» EXERCISE
Print each of the entries exactly, leaving nothing out.

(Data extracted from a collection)

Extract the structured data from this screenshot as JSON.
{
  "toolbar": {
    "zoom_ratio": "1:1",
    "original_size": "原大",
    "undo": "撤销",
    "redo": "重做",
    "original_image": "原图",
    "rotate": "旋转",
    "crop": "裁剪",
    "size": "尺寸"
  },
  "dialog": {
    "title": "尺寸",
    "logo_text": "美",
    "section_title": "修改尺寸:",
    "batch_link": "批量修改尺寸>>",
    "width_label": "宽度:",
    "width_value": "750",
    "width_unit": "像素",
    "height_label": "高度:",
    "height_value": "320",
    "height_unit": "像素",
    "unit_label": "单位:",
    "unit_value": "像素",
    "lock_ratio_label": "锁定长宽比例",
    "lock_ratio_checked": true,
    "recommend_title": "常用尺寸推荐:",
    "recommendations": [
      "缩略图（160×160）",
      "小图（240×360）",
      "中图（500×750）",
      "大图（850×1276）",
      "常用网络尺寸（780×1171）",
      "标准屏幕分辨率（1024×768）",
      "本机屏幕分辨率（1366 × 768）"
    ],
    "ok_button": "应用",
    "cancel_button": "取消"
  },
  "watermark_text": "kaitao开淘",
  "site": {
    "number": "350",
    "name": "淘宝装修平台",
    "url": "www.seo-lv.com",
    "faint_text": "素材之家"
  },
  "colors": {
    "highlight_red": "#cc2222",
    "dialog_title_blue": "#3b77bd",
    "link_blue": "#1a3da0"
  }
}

» ANSWER FOR THIS EXERCISE
Extract the structured data from this screenshot as JSON.
{
  "toolbar": {
    "zoom_ratio": "1:1",
    "original_size": "原大",
    "undo": "撤销",
    "redo": "重做",
    "original_image": "原图",
    "rotate": "旋转",
    "crop": "裁剪",
    "size": "尺寸"
  },
  "dialog": {
    "title": "尺寸",
    "logo_text": "美",
    "section_title": "修改尺寸:",
    "batch_link": "批量修改尺寸>>",
    "width_label": "宽度:",
    "width_value": "750",
    "width_unit": "像素",
    "height_label": "高度:",
    "height_value": "320",
    "height_unit": "像素",
    "unit_label": "单位:",
    "unit_value": "像素",
    "lock_ratio_label": "锁定长宽比例",
    "lock_ratio_checked": true,
    "recommend_title": "常用尺寸推荐:",
    "recommendations": [
      "缩略图（160×160）",
      "小图（240×360）",
      "中图（500×750）",
      "大图（850×1276）",
      "常用网络尺寸（780×1171）",
      "标准屏幕分辨率（1024×768）",
      "本机屏幕分辨率（1366 × 768）"
    ],
    "ok_button": "应用",
    "cancel_button": "取消"
  },
  "watermark_text": "kaitao开淘",
  "site": {
    "number": "350",
    "name": "淘宝装修平台",
    "url": "www.seo-lv.com",
    "faint_text": "素材之家"
  },
  "colors": {
    "highlight_red": "#cc2222",
    "dialog_title_blue": "#3b77bd",
    "link_blue": "#1a3da0"
  }
}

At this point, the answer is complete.